Kenya's maternal death rates are among the highest in the world, despite its relative prosperity, health care reforms and funding. Beatings of women in labor in hospital maternity wards are common, as are rejections of women without funds.(read article in Women's eNews)
Eliminate Discrimination Against Women - CEDAW
"Reproductive health is a state of complete physical, mental, and social well-being and not merely the absence of disease or infirmity, in all matters relating to the reproductive system and to its functions and processes. Reproductive health therefore implies that people are able to have a satisfying sex life and that they have the capability to reproduce and the freedom to decide if, when, and how often to do so." -- from the United Nations report of the International Conference on Population and Development, Special Report on Family Planning, Cairo, Egypt, Sept. 1994.
June 16, 2008 - Just in time for Father’s Day, at its annual meeting last
weekend, the American Medical Association (AMA) adopted a resolution to introduce legislation outlawing home birth, and potentially making criminals of the mothers who choose home birth with the help of Certified Professional Midwives (CPMs) for their families.
get the full press release here
and news coverage here
Why Caring Communities Must Oppose
C.R.A.C.K./Project Prevention: How C.R.A.C.K.
Promotes Dangerous Propaganda and Undermines the Health and Well Being of Children and Families by Lynn Paltrow in the Journal of Law in Society
Did You Know:
- In 2008, almost 50% of low-income immigrant children are not covered by health insurance.
- 48% of Latinas report that their partner's violence against them increased since they immigrated to the USA, and immigrant Asian women have one of the hightest domestic violence fatality rates in the nation.
- Half of all migrant farmworker families earn less than $10,000 per year, far below the US poverty level of $20,650 for a family of four.
The Revolution Will Not Be Funded: Beyond the Nonprofitndustrial Complex - by Incite! Women of Color Against Violence - Available from Amazon.com.

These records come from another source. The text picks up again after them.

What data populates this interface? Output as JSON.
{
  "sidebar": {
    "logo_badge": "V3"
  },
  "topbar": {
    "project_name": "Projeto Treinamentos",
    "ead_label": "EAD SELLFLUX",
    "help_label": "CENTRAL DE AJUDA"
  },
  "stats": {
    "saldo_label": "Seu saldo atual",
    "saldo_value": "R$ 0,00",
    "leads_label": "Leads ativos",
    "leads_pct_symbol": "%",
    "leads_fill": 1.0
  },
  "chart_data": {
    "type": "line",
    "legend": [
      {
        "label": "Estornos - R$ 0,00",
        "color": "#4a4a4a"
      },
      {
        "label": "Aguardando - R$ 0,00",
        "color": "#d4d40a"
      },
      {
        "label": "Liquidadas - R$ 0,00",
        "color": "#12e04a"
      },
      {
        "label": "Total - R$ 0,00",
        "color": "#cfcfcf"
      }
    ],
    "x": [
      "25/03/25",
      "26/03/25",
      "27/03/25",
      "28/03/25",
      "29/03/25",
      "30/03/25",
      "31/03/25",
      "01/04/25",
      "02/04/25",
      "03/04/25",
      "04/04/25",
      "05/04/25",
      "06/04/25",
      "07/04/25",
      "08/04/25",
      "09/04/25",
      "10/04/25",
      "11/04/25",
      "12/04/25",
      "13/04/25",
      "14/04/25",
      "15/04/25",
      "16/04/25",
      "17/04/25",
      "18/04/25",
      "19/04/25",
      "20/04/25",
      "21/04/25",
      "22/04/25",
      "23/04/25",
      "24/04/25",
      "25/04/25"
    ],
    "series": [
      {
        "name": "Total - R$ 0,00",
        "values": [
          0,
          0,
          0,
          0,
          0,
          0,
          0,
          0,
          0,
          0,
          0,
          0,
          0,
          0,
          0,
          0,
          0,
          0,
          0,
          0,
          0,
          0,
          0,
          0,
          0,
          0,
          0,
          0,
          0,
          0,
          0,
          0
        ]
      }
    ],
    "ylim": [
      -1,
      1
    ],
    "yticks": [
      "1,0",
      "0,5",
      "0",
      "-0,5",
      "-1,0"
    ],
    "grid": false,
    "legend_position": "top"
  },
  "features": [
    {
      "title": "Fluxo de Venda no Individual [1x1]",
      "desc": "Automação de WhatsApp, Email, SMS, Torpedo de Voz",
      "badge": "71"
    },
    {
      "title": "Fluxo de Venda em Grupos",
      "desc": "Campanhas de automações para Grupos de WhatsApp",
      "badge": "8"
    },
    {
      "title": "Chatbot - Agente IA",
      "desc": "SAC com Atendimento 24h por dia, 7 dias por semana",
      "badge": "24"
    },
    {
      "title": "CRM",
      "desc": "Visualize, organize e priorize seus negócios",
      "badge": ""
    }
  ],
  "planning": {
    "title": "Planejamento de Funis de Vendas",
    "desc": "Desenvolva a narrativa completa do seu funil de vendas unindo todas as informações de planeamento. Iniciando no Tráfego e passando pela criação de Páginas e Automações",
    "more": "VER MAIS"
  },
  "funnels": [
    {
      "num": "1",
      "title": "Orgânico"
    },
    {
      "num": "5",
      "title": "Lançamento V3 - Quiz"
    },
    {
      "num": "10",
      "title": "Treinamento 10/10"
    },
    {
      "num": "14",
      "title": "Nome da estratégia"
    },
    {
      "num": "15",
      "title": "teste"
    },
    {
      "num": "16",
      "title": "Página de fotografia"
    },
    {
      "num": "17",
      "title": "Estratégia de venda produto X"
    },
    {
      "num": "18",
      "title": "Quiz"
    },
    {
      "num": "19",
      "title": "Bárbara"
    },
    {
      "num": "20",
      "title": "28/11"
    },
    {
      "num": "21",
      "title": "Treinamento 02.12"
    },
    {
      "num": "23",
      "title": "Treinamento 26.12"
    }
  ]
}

Published in 2007.
INCITE! Women of Color Against Violence is a national activist organization of radical feminists of color advancing a movement to end violence against women of color and their communities through direct action, critical dialogue and grassroots organizing.
Killing the Black Body - by Dorothy Roberts in 1998.
"Reproductive freedom is a matter of social justice," she says, stating further that it is social inequality, more than any legal interference, that severely limits African American women's ability to choose how and whether to have children. "We need a way of rethinking the meaning of liberty so that it protects all citizens equally," Roberts writes. "I propose that focusing on the connection between reproductive rights and racial equality is the place to start."
YELL-Oh Girls! Emerging Voices Explore Culture, Identity, and Growing Up Asian American
By Vickie Nam
Asian American Dreams: The Emergence of an American People
By Helen Zia
April 13, 2009
We cannot focus solely on one aspect of a woman’s life, whether at work, at school, at home, or on the streets. We need to understand how reproductive oppression may exist in all arenas of her life and recognize that she may have to walk through all of these arenas in a single day. Eveline Shen, How pro-choice activists can work to build a comprehensive movement